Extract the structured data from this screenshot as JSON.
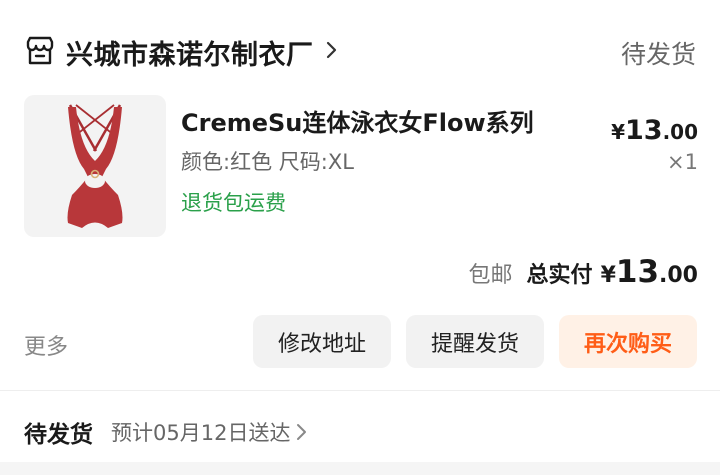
{
  "shop": {
    "name": "兴城市森诺尔制衣厂",
    "icon": "store-icon",
    "status": "待发货"
  },
  "product": {
    "title": "CremeSu连体泳衣女Flow系列",
    "spec": "颜色:红色 尺码:XL",
    "return_tag": "退货包运费",
    "price_symbol": "¥",
    "price_int": "13",
    "price_dec": ".00",
    "qty": "×1",
    "swimsuit_color": "#b8373a"
  },
  "total": {
    "shipping": "包邮",
    "label": "总实付",
    "symbol": "¥",
    "int": "13",
    "dec": ".00"
  },
  "actions": {
    "more": "更多",
    "edit_address": "修改地址",
    "remind": "提醒发货",
    "rebuy": "再次购买",
    "rebuy_color": "#ff5d17"
  },
  "footer": {
    "status": "待发货",
    "eta": "预计05月12日送达"
  }
}
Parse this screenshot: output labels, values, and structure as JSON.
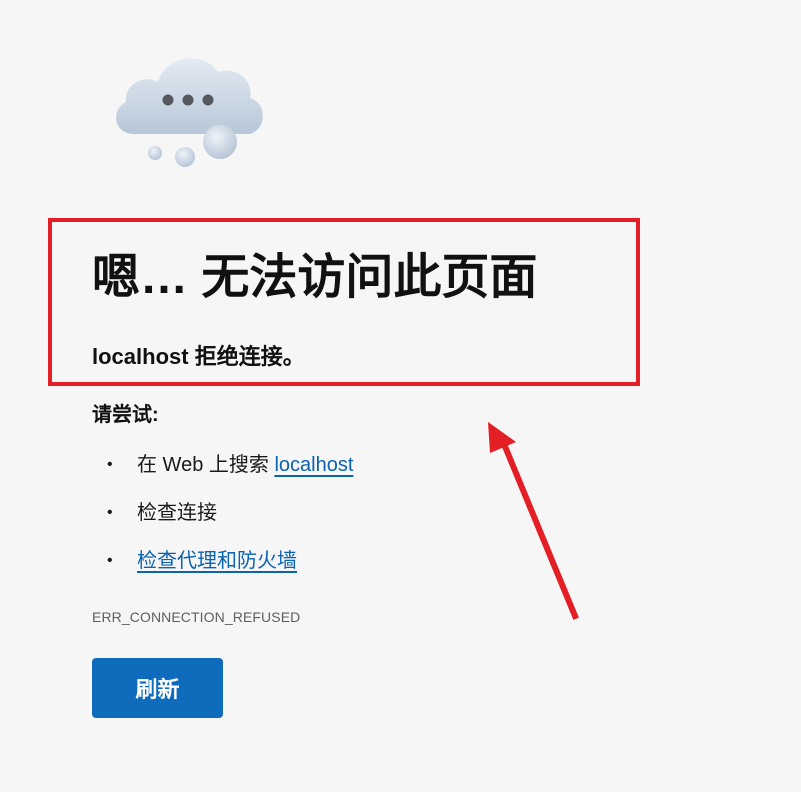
{
  "page": {
    "title": "嗯… 无法访问此页面",
    "subtitle_host": "localhost",
    "subtitle_rest": " 拒绝连接。",
    "try_label": "请尝试:",
    "suggestions": [
      {
        "prefix": "在 Web 上搜索 ",
        "link": "localhost"
      },
      {
        "text": "检查连接"
      },
      {
        "link": "检查代理和防火墙"
      }
    ],
    "bullet": "•",
    "error_code": "ERR_CONNECTION_REFUSED",
    "refresh_label": "刷新"
  },
  "icons": {
    "hero": "cloud-with-ellipsis-icon"
  },
  "annotations": {
    "highlight_box_color": "#e31e24",
    "arrow_color": "#e31e24"
  },
  "colors": {
    "background": "#f6f6f6",
    "accent": "#0f6cbd",
    "link": "#0b62b2"
  }
}
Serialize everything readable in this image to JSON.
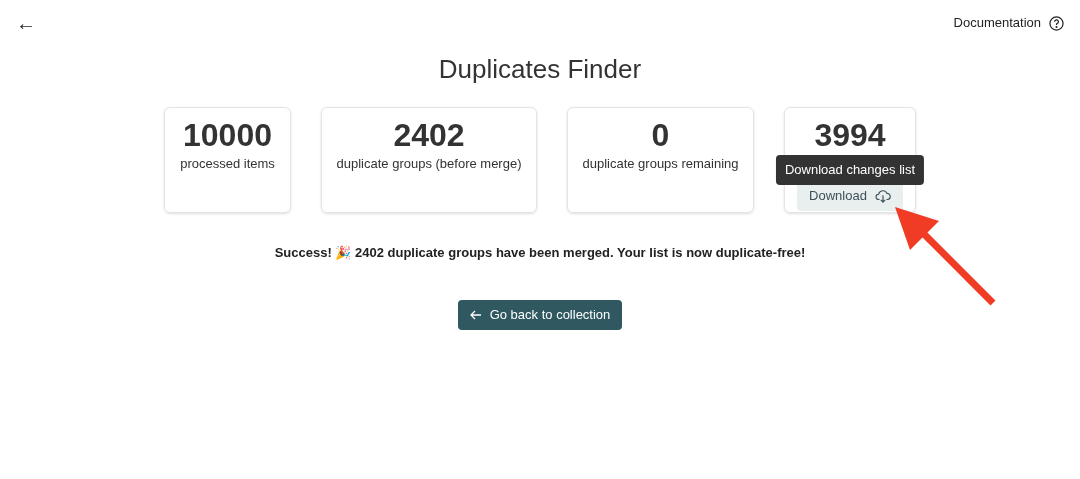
{
  "header": {
    "back_icon": "←",
    "documentation_link": "Documentation"
  },
  "title": "Duplicates Finder",
  "stats": [
    {
      "kind": "stat",
      "value": "10000",
      "label": "processed items"
    },
    {
      "kind": "stat",
      "value": "2402",
      "label": "duplicate groups (before merge)"
    },
    {
      "kind": "stat",
      "value": "0",
      "label": "duplicate groups remaining"
    },
    {
      "kind": "download",
      "value": "3994",
      "button": "Download",
      "tooltip": "Download changes list"
    }
  ],
  "message": "**Success! 🎉 2402 duplicate groups have been merged. Your list is now duplicate-free!**",
  "back_button": "Go back to collection"
}
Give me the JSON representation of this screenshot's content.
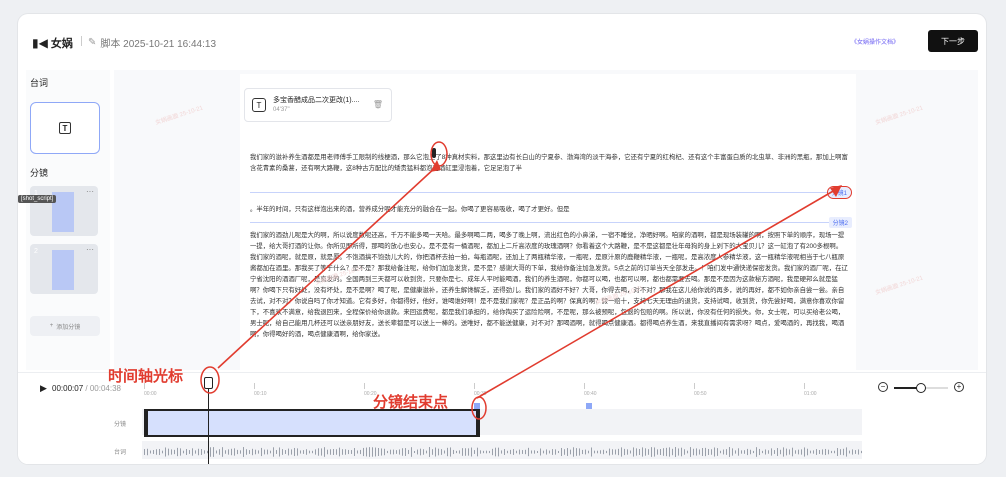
{
  "header": {
    "logo_mark": "▮◀",
    "logo_text": "女娲",
    "title": "脚本 2025-10-21 16:44:13",
    "help_link": "《女娲操作文档》",
    "next_label": "下一步"
  },
  "sidebar": {
    "lines_title": "台词",
    "shots_title": "分镜",
    "shots": [
      {
        "num": "1"
      },
      {
        "num": "2"
      }
    ],
    "add_shot_label": "添加分镜",
    "tooltip": "[shot_script]"
  },
  "file": {
    "name": "多宝香醋成品二次更改(1)....",
    "duration": "04'37\""
  },
  "script": {
    "para1": "我们家的滋补养生酒都是用老师傅手工限制的线梗酒，那么它泡上了8种真材实料，那这里边有长白山的宁夏参、渤海湾的淡干海参，它还有宁夏的红枸杞、还有这个丰富蛋白质的北虫草、非洲的黑瓶，那加上啊富含花青素的桑葚，还有啊大路鞭，这8种古方配比的矮贵猛料都泡在酒缸里浸泡着，它足足泡了半",
    "shot1_tag": "分镜1",
    "para2": "。半年的时间，只有这样泡出来的酒，营养成分呢才能充分的融合在一起。你喝了更容易吸收，喝了才更好。但是",
    "shot2_tag": "分镜2",
    "para3": "我们家的酒劲儿呢是大的啊，所以说度数呢还高，千万不能多喝一天哈。最多啊喝二两，喝多了晚上啊，流出红色的小鼻涕，一宿不睡觉，净晒好啊。咱家的酒啊，都是现场装罐的啊，按照下单的顺序，现场一提一提，给大哥打酒的让你。你所见即所得，那喝的放心也安心，是不是有一桶酒呢，都加上二斤高浓度的玫瑰酒啊？你看着这个大路鞭，是不是这都是壮年母狗的身上剁下的大宝贝儿？这一缸泡了有200多根啊。我们家的酒呢，就是原，就是厚。不饱酒搞不饱劲儿大的，你把酒杯去拍一拍，每瓶酒呢，还加上了两瓶精华液，一瓶呢，是原汁原的鹿鞭精华液，一瓶呢，是高浓度人参精华液，这一瓶精华液呢相当于七八瓶原酱都加在酒里。那我买了等于什么？是不是？那我给备注呢，给你们加急发货，是不是？感谢大哥的下单，我给你备注加急发货。5点之前的订单当天全部发走。！咱们发中通快递保密发货。我们家的酒厂呢，在辽宁省沈阳的酒酒厂呢，是直发的。全国两到三天都可以收到货，只要你是七、成年人平时能喝酒，我们的养生酒呢，你都可以喝，也都可以啊，都也都需要去喝。那是不是因为这款秘方酒呢，我是硬邦么就是猛啊？你喝下只有好处，没有坏处，是不是啊？喝了呢，是健康滋补，还养生解馋解乏，还得劲儿。我们家的酒好不好？大哥，你得去喝，对不对？那我在这儿给你说的再多，说的再好，都不如你亲自尝一尝。亲自去试，对不对？你说自吗了你才知道。它有多好，你都得好，他好，谁喝谁好啊！是不是我们家呢？是正品的啊？保真的啊？假一赔十，支持七天无理由的退货，支持试喝，收到货，你先尝好喝，满意你喜欢你留下，不喜欢不满意，给我退回来，全程保价给你退款。来回运费呢，都是我们承担的，给你掏买了运险险啊，不是呢，那么被预呢，包退的包赔的啊。所以说，你没有任何的损失。你，女士呢，可以买给老公喝，男士呢，给自己能用几杯还可以送亲朋好友，送长辈都是可以送上一棒的。送唯好，都不能送健康，对不对？那喝酒啊，就得喝点健康酒。都得喝点养生酒，来我直播间有需求呀？喝点，爱喝酒的，再找我，喝酒啊，你得喝好的酒，喝点健康酒啊，给你家送。"
  },
  "timeline": {
    "play_icon": "▶",
    "current": "00:00:07",
    "total": "/ 00:04:38",
    "ticks": [
      "00:00",
      "00:10",
      "00:20",
      "00:30",
      "00:40",
      "00:50",
      "01:00"
    ],
    "shot_track": "分镜",
    "line_track": "台词",
    "zoom_level": 0.5
  },
  "annotations": {
    "cursor_label": "时间轴光标",
    "segment_end_label": "分镜结束点"
  },
  "watermark": "女娲画面 25-10-21"
}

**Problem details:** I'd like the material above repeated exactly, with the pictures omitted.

**Response box:**
Extract the structured data from this screenshot as JSON.
{
  "shop": {
    "name": "兴城市森诺尔制衣厂",
    "icon": "store-icon",
    "status": "待发货"
  },
  "product": {
    "title": "CremeSu连体泳衣女Flow系列",
    "spec": "颜色:红色 尺码:XL",
    "return_tag": "退货包运费",
    "price_symbol": "¥",
    "price_int": "13",
    "price_dec": ".00",
    "qty": "×1",
    "swimsuit_color": "#b8373a"
  },
  "total": {
    "shipping": "包邮",
    "label": "总实付",
    "symbol": "¥",
    "int": "13",
    "dec": ".00"
  },
  "actions": {
    "more": "更多",
    "edit_address": "修改地址",
    "remind": "提醒发货",
    "rebuy": "再次购买",
    "rebuy_color": "#ff5d17"
  },
  "footer": {
    "status": "待发货",
    "eta": "预计05月12日送达"
  }
}
Parse this screenshot: output labels, values, and structure as JSON.
{
  "page": {
    "title": "嗯… 无法访问此页面",
    "subtitle_host": "localhost",
    "subtitle_rest": " 拒绝连接。",
    "try_label": "请尝试:",
    "suggestions": [
      {
        "prefix": "在 Web 上搜索 ",
        "link": "localhost"
      },
      {
        "text": "检查连接"
      },
      {
        "link": "检查代理和防火墙"
      }
    ],
    "bullet": "•",
    "error_code": "ERR_CONNECTION_REFUSED",
    "refresh_label": "刷新"
  },
  "icons": {
    "hero": "cloud-with-ellipsis-icon"
  },
  "annotations": {
    "highlight_box_color": "#e31e24",
    "arrow_color": "#e31e24"
  },
  "colors": {
    "background": "#f6f6f6",
    "accent": "#0f6cbd",
    "link": "#0b62b2"
  }
}
Serialize everything readable in this image to JSON.
{
  "header": {
    "back_icon": "←",
    "documentation_link": "Documentation"
  },
  "title": "Duplicates Finder",
  "stats": [
    {
      "kind": "stat",
      "value": "10000",
      "label": "processed items"
    },
    {
      "kind": "stat",
      "value": "2402",
      "label": "duplicate groups (before merge)"
    },
    {
      "kind": "stat",
      "value": "0",
      "label": "duplicate groups remaining"
    },
    {
      "kind": "download",
      "value": "3994",
      "button": "Download",
      "tooltip": "Download changes list"
    }
  ],
  "message": "**Success! 🎉 2402 duplicate groups have been merged. Your list is now duplicate-free!**",
  "back_button": "Go back to collection"
}
Give me the JSON representation of this screenshot's content.
{
  "header": {
    "logo_mark": "▮◀",
    "logo_text": "女娲",
    "title": "脚本 2025-10-21 16:44:13",
    "help_link": "《女娲操作文档》",
    "next_label": "下一步"
  },
  "sidebar": {
    "lines_title": "台词",
    "shots_title": "分镜",
    "shots": [
      {
        "num": "1"
      },
      {
        "num": "2"
      }
    ],
    "add_shot_label": "添加分镜",
    "tooltip": "[shot_script]"
  },
  "file": {
    "name": "多宝香醋成品二次更改(1)....",
    "duration": "04'37\""
  },
  "script": {
    "para1": "我们家的滋补养生酒都是用老师傅手工限制的线梗酒，那么它泡上了8种真材实料，那这里边有长白山的宁夏参、渤海湾的淡干海参，它还有宁夏的红枸杞、还有这个丰富蛋白质的北虫草、非洲的黑瓶，那加上啊富含花青素的桑葚，还有啊大路鞭，这8种古方配比的矮贵猛料都泡在酒缸里浸泡着，它足足泡了半",
    "shot1_tag": "分镜1",
    "para2": "。半年的时间，只有这样泡出来的酒，营养成分呢才能充分的融合在一起。你喝了更容易吸收，喝了才更好。但是",
    "shot2_tag": "分镜2",
    "para3": "我们家的酒劲儿呢是大的啊，所以说度数呢还高，千万不能多喝一天哈。最多啊喝二两，喝多了晚上啊，流出红色的小鼻涕，一宿不睡觉，净晒好啊。咱家的酒啊，都是现场装罐的啊，按照下单的顺序，现场一提一提，给大哥打酒的让你。你所见即所得，那喝的放心也安心，是不是有一桶酒呢，都加上二斤高浓度的玫瑰酒啊？你看着这个大路鞭，是不是这都是壮年母狗的身上剁下的大宝贝儿？这一缸泡了有200多根啊。我们家的酒呢，就是原，就是厚。不饱酒搞不饱劲儿大的，你把酒杯去拍一拍，每瓶酒呢，还加上了两瓶精华液，一瓶呢，是原汁原的鹿鞭精华液，一瓶呢，是高浓度人参精华液，这一瓶精华液呢相当于七八瓶原酱都加在酒里。那我买了等于什么？是不是？那我给备注呢，给你们加急发货，是不是？感谢大哥的下单，我给你备注加急发货。5点之前的订单当天全部发走。！咱们发中通快递保密发货。我们家的酒厂呢，在辽宁省沈阳的酒酒厂呢，是直发的。全国两到三天都可以收到货，只要你是七、成年人平时能喝酒，我们的养生酒呢，你都可以喝，也都可以啊，都也都需要去喝。那是不是因为这款秘方酒呢，我是硬邦么就是猛啊？你喝下只有好处，没有坏处，是不是啊？喝了呢，是健康滋补，还养生解馋解乏，还得劲儿。我们家的酒好不好？大哥，你得去喝，对不对？那我在这儿给你说的再多，说的再好，都不如你亲自尝一尝。亲自去试，对不对？你说自吗了你才知道。它有多好，你都得好，他好，谁喝谁好啊！是不是我们家呢？是正品的啊？保真的啊？假一赔十，支持七天无理由的退货，支持试喝，收到货，你先尝好喝，满意你喜欢你留下，不喜欢不满意，给我退回来，全程保价给你退款。来回运费呢，都是我们承担的，给你掏买了运险险啊，不是呢，那么被预呢，包退的包赔的啊。所以说，你没有任何的损失。你，女士呢，可以买给老公喝，男士呢，给自己能用几杯还可以送亲朋好友，送长辈都是可以送上一棒的。送唯好，都不能送健康，对不对？那喝酒啊，就得喝点健康酒。都得喝点养生酒，来我直播间有需求呀？喝点，爱喝酒的，再找我，喝酒啊，你得喝好的酒，喝点健康酒啊，给你家送。"
  },
  "timeline": {
    "play_icon": "▶",
    "current": "00:00:07",
    "total": "/ 00:04:38",
    "ticks": [
      "00:00",
      "00:10",
      "00:20",
      "00:30",
      "00:40",
      "00:50",
      "01:00"
    ],
    "shot_track": "分镜",
    "line_track": "台词",
    "zoom_level": 0.5
  },
  "annotations": {
    "cursor_label": "时间轴光标",
    "segment_end_label": "分镜结束点"
  },
  "watermark": "女娲画面 25-10-21"
}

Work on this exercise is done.